Role of oxidative stress in clofazimine-induced cardiac dysfunction in a zebrafish model.
Biomed Pharmacother. 2020 Oct 2 ;132:110749. Epub 2020 Oct 2. PMID: 33017766
Phoebe C I Ng
BACKGROUND: Clofazimine (CFZ), a riminophenazine, is now commonly used in the treatment of multidrug-resistant tuberculosis. However, its use may be potentially associated with cardiac dysfunction in some individuals. In this study, the zebrafish heart, by merit of its developmental and genetic characteristics being in homology with that of human, was chosen as an animal model for evaluation of such dysfunction.
METHODS: Morphological and physiological parameters were used to assess cardiac dysfunction. Transcriptome analysis was performed, followed by validation with real-time quantitative PCR, for delineation of the relevant genomics.
RESULTS: Exposure of 2 dpf zebrafish to 4 mg/L CFZ for 2 days, adversely affected cardiac functions including significant decreases in HR, SV, CO, and FS, with observable pathophysiological developments of pericardial effusion and blood accumulation in the heart, in comparison with the control group. In addition, genes which respond to xenobiotic stimulus, related to oxygen transport, glutathione metabolism and extracellular matrix -receptor interactions, were significantly enriched among the differentially up-regulated genes. Antioxidant response element motif was enriched in the 5000 base pair upstream regions of the differentially expressed genes. Co-administration of N-acetylcysteine was shown to protect zebrafish against the development of CFZ-induced cardiac dysfunction.
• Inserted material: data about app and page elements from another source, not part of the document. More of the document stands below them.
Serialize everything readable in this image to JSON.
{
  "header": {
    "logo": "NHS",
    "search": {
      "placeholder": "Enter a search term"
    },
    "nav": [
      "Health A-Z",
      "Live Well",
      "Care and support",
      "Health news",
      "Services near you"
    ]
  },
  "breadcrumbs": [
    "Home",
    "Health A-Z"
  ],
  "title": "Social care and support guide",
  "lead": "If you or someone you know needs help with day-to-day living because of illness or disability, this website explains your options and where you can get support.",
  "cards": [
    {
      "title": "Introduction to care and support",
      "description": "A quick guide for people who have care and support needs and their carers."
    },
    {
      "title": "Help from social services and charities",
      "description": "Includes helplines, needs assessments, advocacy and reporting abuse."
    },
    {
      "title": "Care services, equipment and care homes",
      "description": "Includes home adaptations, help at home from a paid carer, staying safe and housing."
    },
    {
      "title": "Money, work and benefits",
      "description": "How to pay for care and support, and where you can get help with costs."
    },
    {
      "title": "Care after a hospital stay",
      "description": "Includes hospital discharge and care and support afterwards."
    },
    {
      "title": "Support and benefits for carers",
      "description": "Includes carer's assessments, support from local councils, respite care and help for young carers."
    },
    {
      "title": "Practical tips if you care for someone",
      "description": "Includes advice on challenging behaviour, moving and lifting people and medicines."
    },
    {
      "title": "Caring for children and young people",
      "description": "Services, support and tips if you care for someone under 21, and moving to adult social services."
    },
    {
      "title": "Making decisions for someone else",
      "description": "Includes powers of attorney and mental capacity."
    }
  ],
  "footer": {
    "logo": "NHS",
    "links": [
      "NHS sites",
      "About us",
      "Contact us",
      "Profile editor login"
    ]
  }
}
CONCLUSIONS: This study suggests an important role of oxidative stress as a major pathogenetic mechanism of riminophenazine-induced cardiac dysfunction.